December 19, 1994 |
GATT Ratified Amid Protests: The Senate ratified the Uruguay Round of the General Agreement on Tariffs and Trade, handing another victory to President Fidel Ramos in his quest to open up the economy. Ending months of acrimonious debate, the 23-member body approved the accord as about 2,000 people staged protests outside the Senate building in Manila. Opponents warned that farmers and industries are not yet ready to meet the heightened competition coming from a flood of imports.
December 15, 1994 |
European Parliament Approves GATT Agreement: The legislative body passed the General Agreement on Tariffs and Trade by a large majority, clearing the way for final ratification of the accord by the European Union. The Parliament "gives its assent to the conclusion of the results of the Uruguay Round," it said in a resolution adopted by 325 votes in favor, 62 against and 12 abstentions.
July 25, 1994 |
GATT Grants Observer Status: The world trade watchdog has granted observer status to Vietnam in a signal of recognition of the advances the once rigidly communist state has made toward an open economy. A spokesman said the Vietnamese application, presented to a meeting of the ruling council of the General Agreement on Tariffs and Trade, was widely welcomed by delegations from the organization's 123 member countries, which includes the United States.
April 1, 1992 |
Canada to Change Rules on Beer Imports: Stores owned or regulated by Canadian provinces will treat imported beer the same as Canadian brands within three years after complaints from U.S. breweries, the government announced. Trade Minister Michael Wilson said the change will comply with a recent international trade ruling against provincial price and distribution regulations, which have made it tough for imported beer to get a foothold in the Canadian market. U.S.
December 14, 1993
Trade ministers from 116 nations are racing toward a Wednesday deadline expected to climax, for better or worse, seven years of negotiations aimed at sharply boosting world trade.
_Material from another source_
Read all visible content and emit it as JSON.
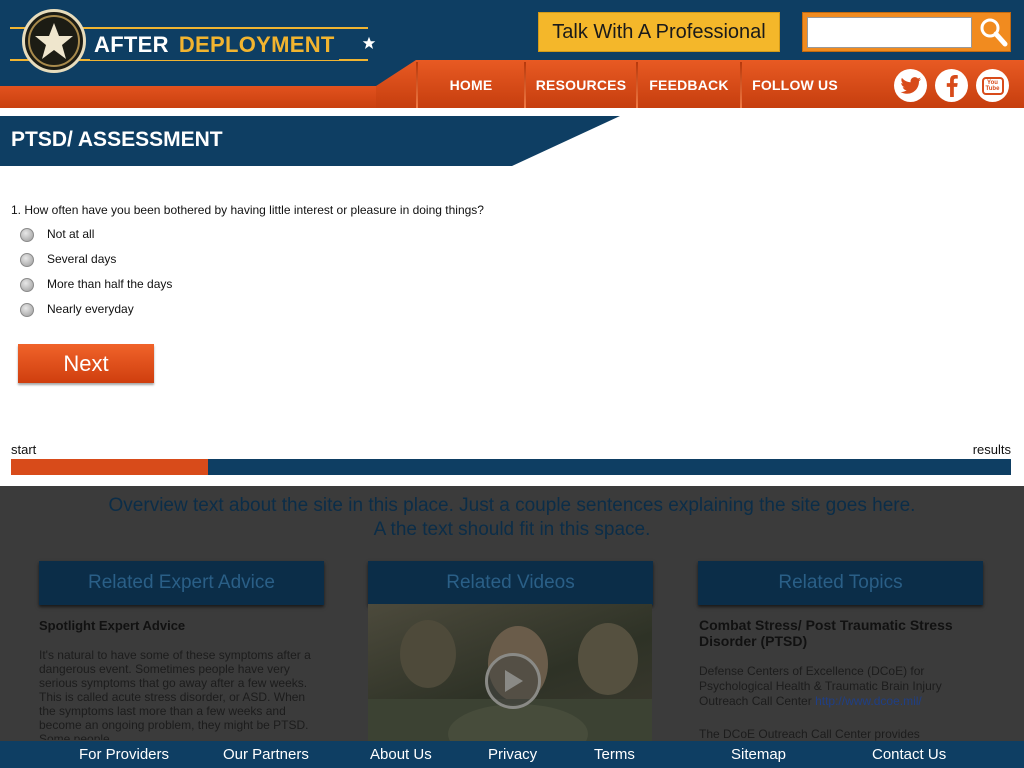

Heading into today, the United States and the European Community--chief adversaries in hammering out a new General Agreement on Tariffs and Trade--remained divided over several contentious issues, including trade in aircraft, ships and movies.